2. After 12 hours or so leaving the print to dry indoors, this method produced a reasonably(not optimally) flat print. Simply, not comparable to the flatness of equivalent RC print. The curl was NOT confined to the edges.
I concluded that will not reppeat until I find a better way for flattening paper and effective washing, plus more essentially, a bigger dustless area than my darkroom.
The true speculation below is open for any discussion, and thanks.

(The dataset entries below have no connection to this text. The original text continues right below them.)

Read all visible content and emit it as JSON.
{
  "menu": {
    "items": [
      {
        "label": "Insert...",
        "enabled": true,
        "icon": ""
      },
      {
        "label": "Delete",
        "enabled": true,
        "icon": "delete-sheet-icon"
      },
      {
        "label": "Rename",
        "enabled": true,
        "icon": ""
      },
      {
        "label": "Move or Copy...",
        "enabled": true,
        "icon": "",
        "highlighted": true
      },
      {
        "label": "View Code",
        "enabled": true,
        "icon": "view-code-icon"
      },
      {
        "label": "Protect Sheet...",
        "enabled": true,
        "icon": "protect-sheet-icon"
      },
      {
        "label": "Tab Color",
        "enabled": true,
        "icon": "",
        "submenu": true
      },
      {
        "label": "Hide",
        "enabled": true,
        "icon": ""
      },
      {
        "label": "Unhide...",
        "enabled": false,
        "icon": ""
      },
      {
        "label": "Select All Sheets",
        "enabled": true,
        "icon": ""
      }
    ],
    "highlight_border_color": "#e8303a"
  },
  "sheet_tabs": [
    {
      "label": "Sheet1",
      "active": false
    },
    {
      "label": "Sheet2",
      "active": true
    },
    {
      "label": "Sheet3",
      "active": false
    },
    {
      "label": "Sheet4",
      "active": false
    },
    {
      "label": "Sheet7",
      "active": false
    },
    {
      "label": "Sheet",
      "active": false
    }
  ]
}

Since later flattening is necessary regardless of drying method, I think using something like door mesh screen with aluminum frame, tailored bigger than the largest print you may do, maybe better than adhesive tape for drying, could be better for print surfaces safety/integrity after archival wash, and the curl is expected to be confined to the edges leaving the main surface of the print to retract on ease. Make 3 or 4 or as needed, put them in racks order with sufficient space for air circulation, if you print more than one. Mesh itself, can be plastic rather than the usually used metal.
For flattening later, you need some sort of board(glass, plexiglass, aluminum, etc...) just bigger than your print(say: 80"X66" to leave 4" each side). You will need archival papers or really big single piece of mat, to separate your print from contact with any surface.
Of course, you may use these big boards with adhesive tape, and for flattening later, both. Easier, but the print should breath air from all sides for appropriate drying.
All that may be done easier than speculated.
But, believe me, after seeing the real prints made by masters that involve team work standing behind the production of that sort of prints, even much smaller than 72"X58", seeing how super optimally clean and how nicely delicate every centimeter and how perfectly flat to the last millimeter, I realize that photographer should have all facilities, workspace and equipments, ahead before at its optimal for the job as possible, for a giant print. Let alone possession of efficient not just sufficient hand craft.
In short and concise, being efficient printer with lots of enthusiasm, is not enough for super clean fine art giant print. If the work place and methods for example, are not optimal, the job will pass through a problem solving in each step and accepting compromises, more than enjoying the craft of doing a fine art print.
Whatever way you go, be sure that all of people around are interested to see and share.
Hope this help.

Tin Can
24-Aug-2018, 05:22
OP have you studied Clyde Butcher?

Here is a start.